Problem with using time(2) as a time source
POE (along with a lot of software) expects time(2) to return a stable and monotonic view of time. That is, if time(2) is called a second later, it should return the previous time plus one. This is no where guaranteed. The system time could have been changed, either manually by an admin or automatically by ntpd or other. Or a hybrid situation: when a VM is suspended and then resumed.
Note that this doesn't normally happen often. But a daemon that runs 24/7 is going to see this eventually and it needs react intelligently.
In POE, a delay is set 5 seconds hence. Ntpd sets the system time back 2 seconds.
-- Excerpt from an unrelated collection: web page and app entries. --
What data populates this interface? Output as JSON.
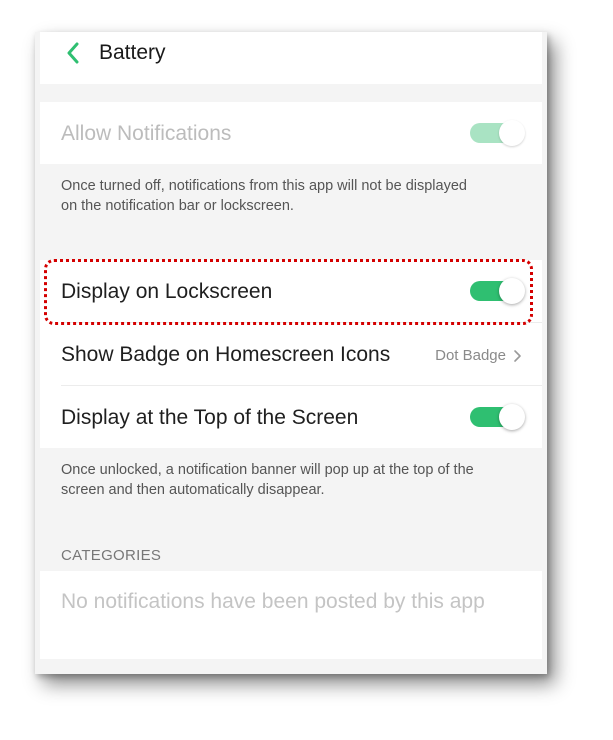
{
  "header": {
    "title": "Battery",
    "back_icon": "chevron-left-icon"
  },
  "allow_notifications": {
    "label": "Allow Notifications",
    "enabled": true,
    "disabled_state": true
  },
  "allow_description": "Once turned off, notifications from this app will not be displayed on the notification bar or lockscreen.",
  "settings": {
    "lockscreen": {
      "label": "Display on Lockscreen",
      "enabled": true
    },
    "badge": {
      "label": "Show Badge on Homescreen Icons",
      "value": "Dot Badge"
    },
    "top_screen": {
      "label": "Display at the Top of the Screen",
      "enabled": true
    }
  },
  "banner_description": "Once unlocked, a notification banner will pop up at the top of the screen and then automatically disappear.",
  "categories": {
    "header": "CATEGORIES",
    "empty_text": "No notifications have been posted by this app"
  },
  "colors": {
    "accent": "#2fbf71",
    "accent_disabled": "#a9e3c3",
    "highlight": "#d40000",
    "background": "#f4f4f4"
  }
}
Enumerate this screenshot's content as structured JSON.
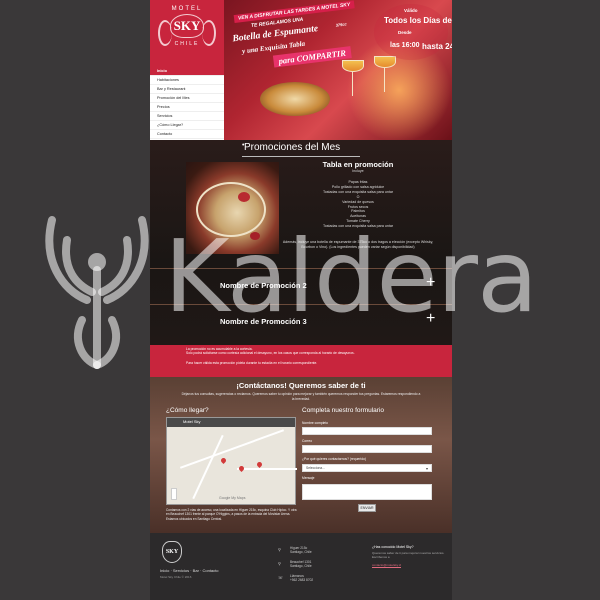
{
  "logo": {
    "top": "MOTEL",
    "name": "SKY",
    "bottom": "CHILE"
  },
  "menu": {
    "items": [
      "Inicio",
      "Habitaciones",
      "Bar y Restaurant",
      "Promoción del Mes",
      "Precios",
      "Servicios",
      "¿Cómo Llegar?",
      "Contacto"
    ],
    "active_index": 0
  },
  "banner": {
    "line1": "VEN A DISFRUTAR LAS TARDES A MOTEL SKY",
    "line2": "TE REGALAMOS UNA",
    "line3": "Botella de Espumante",
    "size": "375cc",
    "line4": "y una Exquisita Tabla",
    "line5": "para COMPARTIR",
    "hours_valid": "Válido",
    "hours_days": "Todos los Días de la semana",
    "hours_from": "Desde",
    "hours_start": "las 16:00",
    "hours_end": "hasta 24:00 hrs."
  },
  "promos": {
    "title": "Promociones del Mes",
    "promo1_title": "Tabla en promoción",
    "promo1_includes": "Incluye",
    "promo1_items": [
      "Papas fritas",
      "Pollo grillado con salsa agridulce",
      "Tostadas con una exquisita salsa para untar",
      "O",
      "Variedad de quesos",
      "Frutos secos",
      "Palmitos",
      "Aceitunas",
      "Tomate Cherry",
      "Tostadas con una exquisita salsa para untar"
    ],
    "promo1_extra": "Además, incluye una botella de espumante de 375cc o dos tragos a elección (excepto Whisky, Bourbon o Vino). (Los ingredientes pueden variar según disponibilidad)",
    "promo2_title": "Nombre de Promoción 2",
    "promo3_title": "Nombre de Promoción 3",
    "plus_glyph": "+"
  },
  "notice": {
    "line1": "La promoción no es acumulable a la cortesía.",
    "line2": "Solo podrá solicitarse como cortesía adicional el desayuno, en los casos que corresponda al horario de desayunos.",
    "line3": "Para hacer válida esta promoción pídela durante tu estadía en el horario correspondiente."
  },
  "contact": {
    "title": "¡Contáctanos! Queremos saber de ti",
    "subtitle": "Déjanos tus consultas, sugerencias o reclamos. Queremos saber tu opinión para mejorar y también queremos responder tus preguntas. Estaremos respondiendo a la brevedad.",
    "how_title": "¿Cómo llegar?",
    "map_title": "Motel Sky",
    "map_google": "Google My Maps",
    "map_note": "Contamos con 2 vías de acceso, una localizada en Higuer 215c, esquina Club Hípico. Y otra en Beauchef 1301 frente al parque O'Higgins, a pasos de la entrada del Movistar Arena. Estamos ubicados en Santiago Central.",
    "form_title": "Completa nuestro formulario",
    "label_name": "Nombre completo",
    "label_email": "Correo",
    "label_reason": "¿Por qué quieres contactarnos? (requerido)",
    "select_value": "Selecciona...",
    "label_message": "Mensaje",
    "submit_label": "ENVIAR"
  },
  "footer": {
    "logo": "SKY",
    "links": "Inicio · Servicios · Bar · Contacto",
    "copy": "Motel Sky Chile © 2016",
    "addr1_a": "Higuer 215c",
    "addr1_b": "Santiago, Chile",
    "addr2_a": "Beauchef 1301",
    "addr2_b": "Santiago, Chile",
    "phone_label": "Llámanos",
    "phone": "+562 2683 8702",
    "qs_title": "¿Has conocido Motel Sky?",
    "qs_text": "Queremos saber de ti para mejorar nuestros servicios. Escríbenos a",
    "qs_link": "contacto@motelsky.cl"
  },
  "watermark": {
    "text": "Kaldera"
  },
  "icons": {
    "pin": "map-pin-icon",
    "phone": "phone-icon",
    "phoenix": "phoenix-logo-icon"
  },
  "colors": {
    "brand_red": "#c8253d",
    "page_bg": "#3a3839",
    "footer_bg": "#2c2a2b"
  }
}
The delay event will be delivered in 7 seconds.
Conversely, a delay is set 5 seconds hence. Ntpd sets the system time forward 2 seconds. The delay event will be delivered in either 5 or 3 seconds, depending on other kernel activity.
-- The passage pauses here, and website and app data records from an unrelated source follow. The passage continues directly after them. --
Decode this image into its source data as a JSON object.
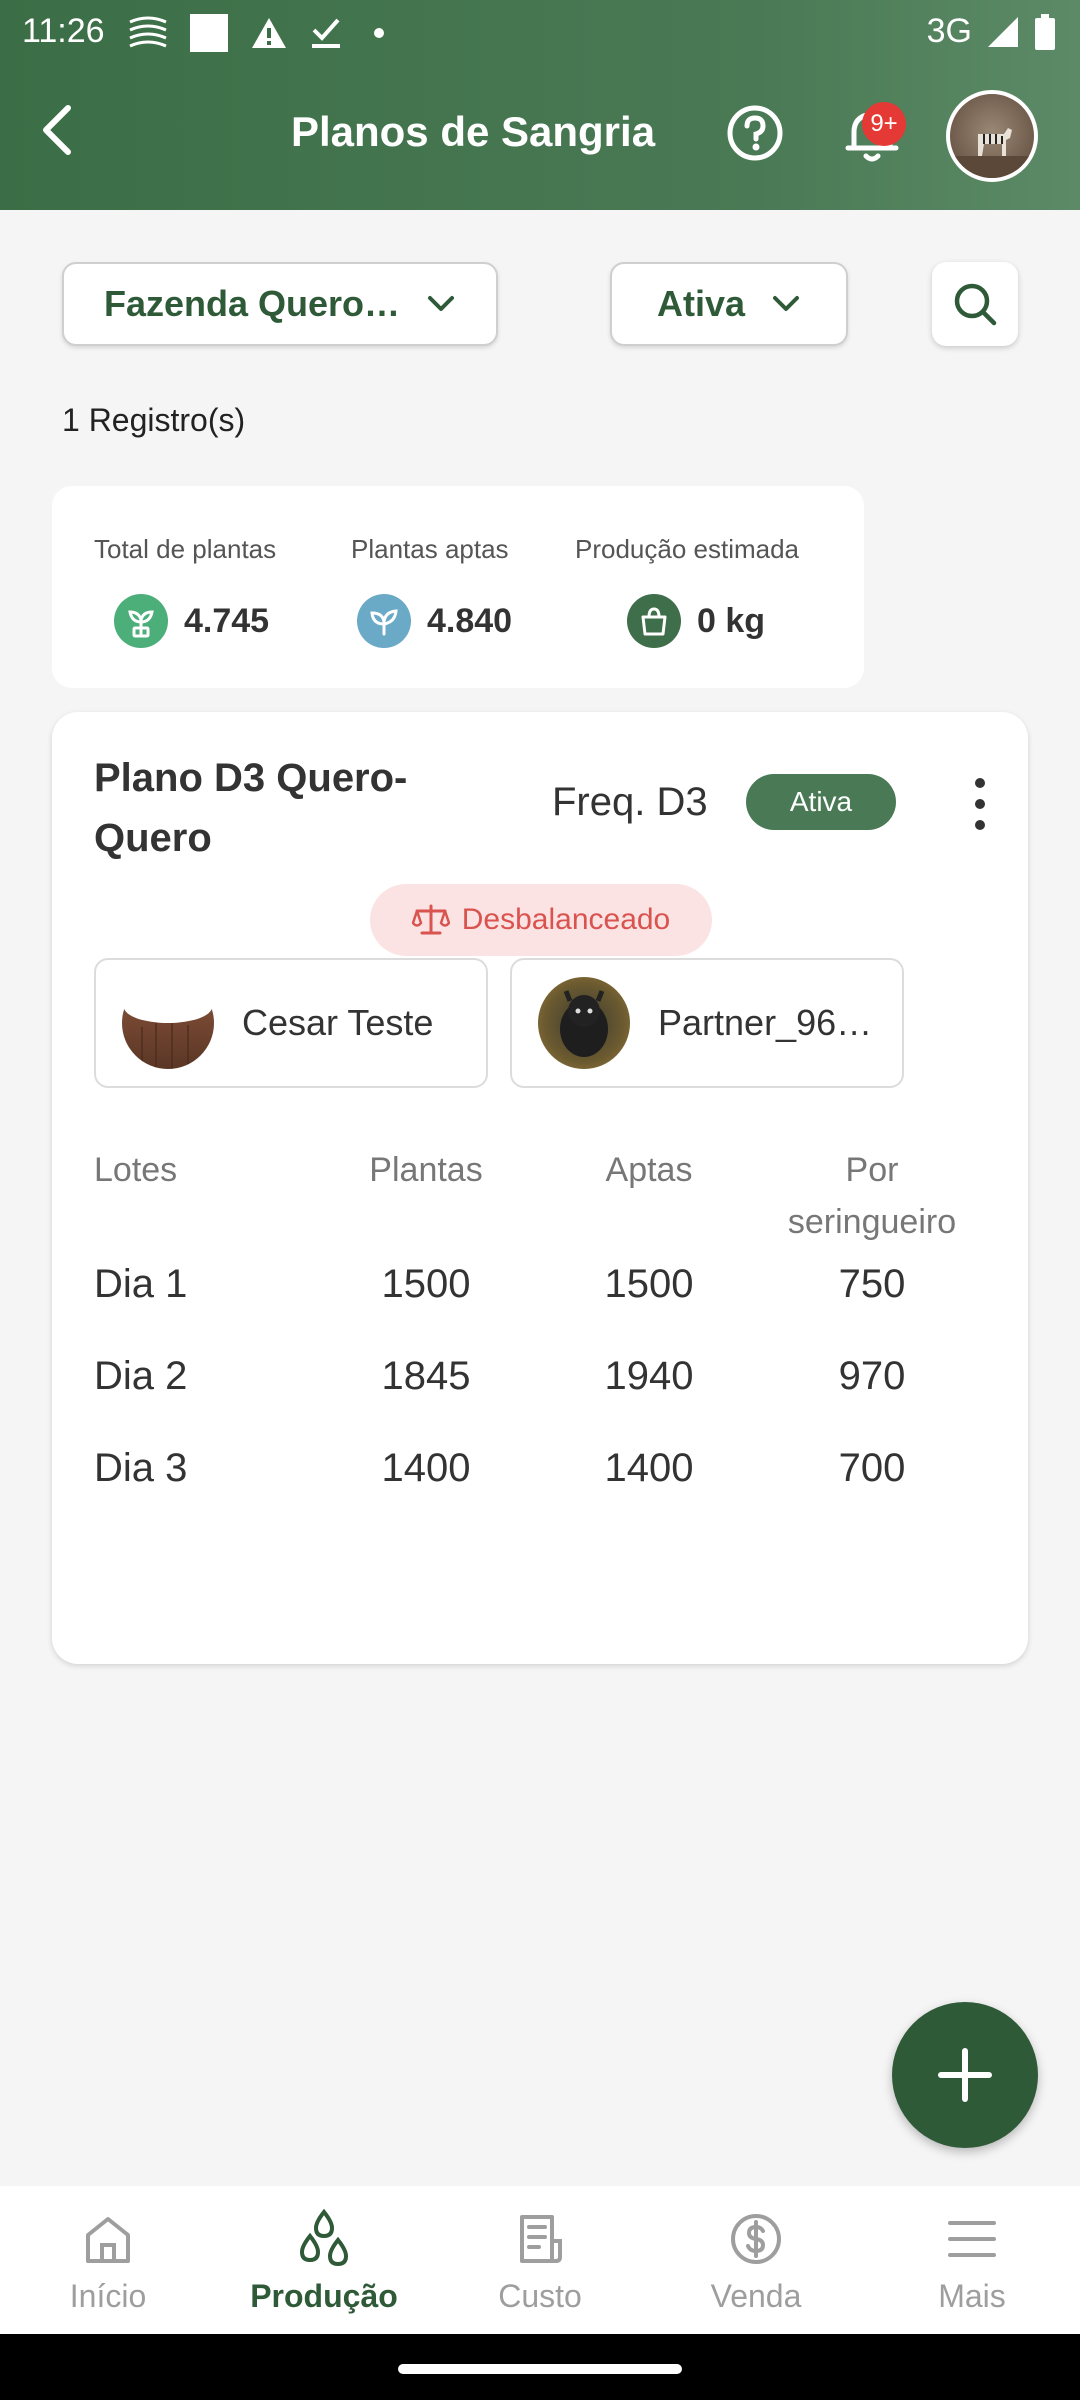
{
  "status_bar": {
    "time": "11:26",
    "network": "3G"
  },
  "header": {
    "title": "Planos de Sangria",
    "notification_count": "9+"
  },
  "filters": {
    "farm": "Fazenda Quero…",
    "status": "Ativa"
  },
  "records_count": "1 Registro(s)",
  "stats": [
    {
      "label": "Total de plantas",
      "value": "4.745",
      "icon": "sprout-icon",
      "color": "#4caf7a"
    },
    {
      "label": "Plantas aptas",
      "value": "4.840",
      "icon": "leaf-icon",
      "color": "#6aaac6"
    },
    {
      "label": "Produção estimada",
      "value": "0 kg",
      "icon": "bag-icon",
      "color": "#3f6e4a"
    }
  ],
  "plan": {
    "name": "Plano D3 Quero-Quero",
    "frequency": "Freq. D3",
    "status": "Ativa",
    "balance_tag": "Desbalanceado",
    "people": [
      {
        "name": "Cesar Teste"
      },
      {
        "name": "Partner_96…"
      }
    ],
    "table": {
      "headers": [
        "Lotes",
        "Plantas",
        "Aptas",
        "Por seringueiro"
      ],
      "rows": [
        [
          "Dia 1",
          "1500",
          "1500",
          "750"
        ],
        [
          "Dia 2",
          "1845",
          "1940",
          "970"
        ],
        [
          "Dia 3",
          "1400",
          "1400",
          "700"
        ]
      ]
    }
  },
  "bottom_nav": [
    {
      "label": "Início",
      "icon": "home-icon"
    },
    {
      "label": "Produção",
      "icon": "drops-icon",
      "active": true
    },
    {
      "label": "Custo",
      "icon": "receipt-icon"
    },
    {
      "label": "Venda",
      "icon": "dollar-icon"
    },
    {
      "label": "Mais",
      "icon": "menu-icon"
    }
  ],
  "colors": {
    "primary": "#2f5a38",
    "header": "#3b6e46",
    "danger": "#d9534f",
    "badge": "#e53935"
  }
}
This is less of a problem for alarms; they are absolute. An alarm set for "5:30 am on Thursday" will happen be delivered at that time, unless time jumps forwards by a large amount.
At its heart, the POE kernel tracts a list of file handles and one timer. When no events are active, the kernel waits for activity on the file handles or for the timer to expire. The kernel also holds a queue of future events, ordered by time(2) of the due time. The timer is calculated by deducting time(2) from the due time of the next event in the queue. But time(2) might have changed unpredictably since the event was added to the queue.
This is why there are 2 possible results if the time moves forwards. If the kernel detects activity on a file handle, it will recalculate the timer. In the scenario above, the kernel sees activity after 2 seconds, calls the related events, then recalculated the timeout which is now 1 second and not 3 seconds.